The Biology of Magic Mushroom Spores

The magic mushroom spores are microscopic, reproductive units that play a critical role in the fungal life cycle. These spores are produced in the gills of the mushroom cap and are released into the environment where they can germinate and form new mycelium, the vegetative part of the fungus. Unlike plants that rely on seeds, fungi reproduce through spores, which can survive harsh conditions and remain viable for long periods.

Spores of magic mushrooms, such as those from the species Psilocybe cubensis, are typically dark purplish-brown to black and are covered with a tough outer layer called a spore wall. This wall protects the genetic material inside and is crucial for the spore’s survival and dispersion. When conditions are favorable, these spores germinate, leading to the formation of mycelium, which eventually produces new fruiting bodies – the mushrooms.

Chemical Composition and Psychoactive Compounds

magic mushroom

The primary psychoactive compound in magic mushrooms is psilocybin, which is converted into psilocin in the human body. Psilocin is structurally like serotonin, a neurotransmitter that plays a significant role in mood regulation, perception, and cognition. This similarity allows psilocin to bind to serotonin receptors in the brain, particularly the 5-HT2A receptor, leading to altered states of consciousness and perception.

Interestingly, the spores themselves do not contain psilocybin or psilocin. These compounds are produced later in the mushroom’s development, predominantly in the mycelium and fruiting bodies. However, the genetic information within the spores dictates the production of these compounds, making spore selection crucial for cultivating potent magic mushrooms.

Cultivation and Spore Germination

Cultivating magic mushrooms begins with the inoculation of a substrate with spores. This process involves suspending the spores in a solution or spreading them on a suitable growth medium. The spores germinate and form mycelium, which colonizes the substrate. Under optimal conditions, the mycelium will produce fruiting bodies, which are harvested for their psychoactive properties.

Scientific and Therapeutic Implications

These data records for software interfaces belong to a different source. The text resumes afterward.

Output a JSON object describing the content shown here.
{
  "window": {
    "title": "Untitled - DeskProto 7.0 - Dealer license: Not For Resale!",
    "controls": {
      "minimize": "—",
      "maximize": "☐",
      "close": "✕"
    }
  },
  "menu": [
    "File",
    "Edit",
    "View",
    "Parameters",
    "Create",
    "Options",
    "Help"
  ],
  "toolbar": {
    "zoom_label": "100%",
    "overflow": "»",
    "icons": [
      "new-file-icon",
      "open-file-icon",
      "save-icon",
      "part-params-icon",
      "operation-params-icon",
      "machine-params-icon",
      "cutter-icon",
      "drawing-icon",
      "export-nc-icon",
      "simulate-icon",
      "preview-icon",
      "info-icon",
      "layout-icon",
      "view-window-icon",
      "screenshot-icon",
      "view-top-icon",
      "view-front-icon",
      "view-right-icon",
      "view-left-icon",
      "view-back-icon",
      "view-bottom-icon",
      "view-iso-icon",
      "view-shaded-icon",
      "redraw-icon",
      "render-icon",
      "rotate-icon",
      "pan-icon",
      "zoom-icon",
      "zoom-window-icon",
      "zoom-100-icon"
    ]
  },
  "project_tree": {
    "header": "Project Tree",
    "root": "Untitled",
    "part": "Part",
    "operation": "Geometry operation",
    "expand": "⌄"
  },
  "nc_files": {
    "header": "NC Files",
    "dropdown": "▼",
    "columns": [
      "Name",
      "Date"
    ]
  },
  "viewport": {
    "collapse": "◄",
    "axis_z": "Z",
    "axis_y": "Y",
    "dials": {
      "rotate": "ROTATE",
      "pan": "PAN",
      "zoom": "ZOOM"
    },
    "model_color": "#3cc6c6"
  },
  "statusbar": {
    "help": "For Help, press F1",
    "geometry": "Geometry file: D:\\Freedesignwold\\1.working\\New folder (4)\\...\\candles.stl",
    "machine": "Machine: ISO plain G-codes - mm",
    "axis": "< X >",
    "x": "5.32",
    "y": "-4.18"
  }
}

Recent research into the therapeutic potential of psilocybin has reignited interest in magic mushrooms. Studies have shown promising results in treating conditions such as depression, anxiety, and PTSD. Understanding the genetic and biochemical pathways regulated by the spores can lead to more effective cultivation methods, enhancing the consistency and potency of psilocybin mushrooms.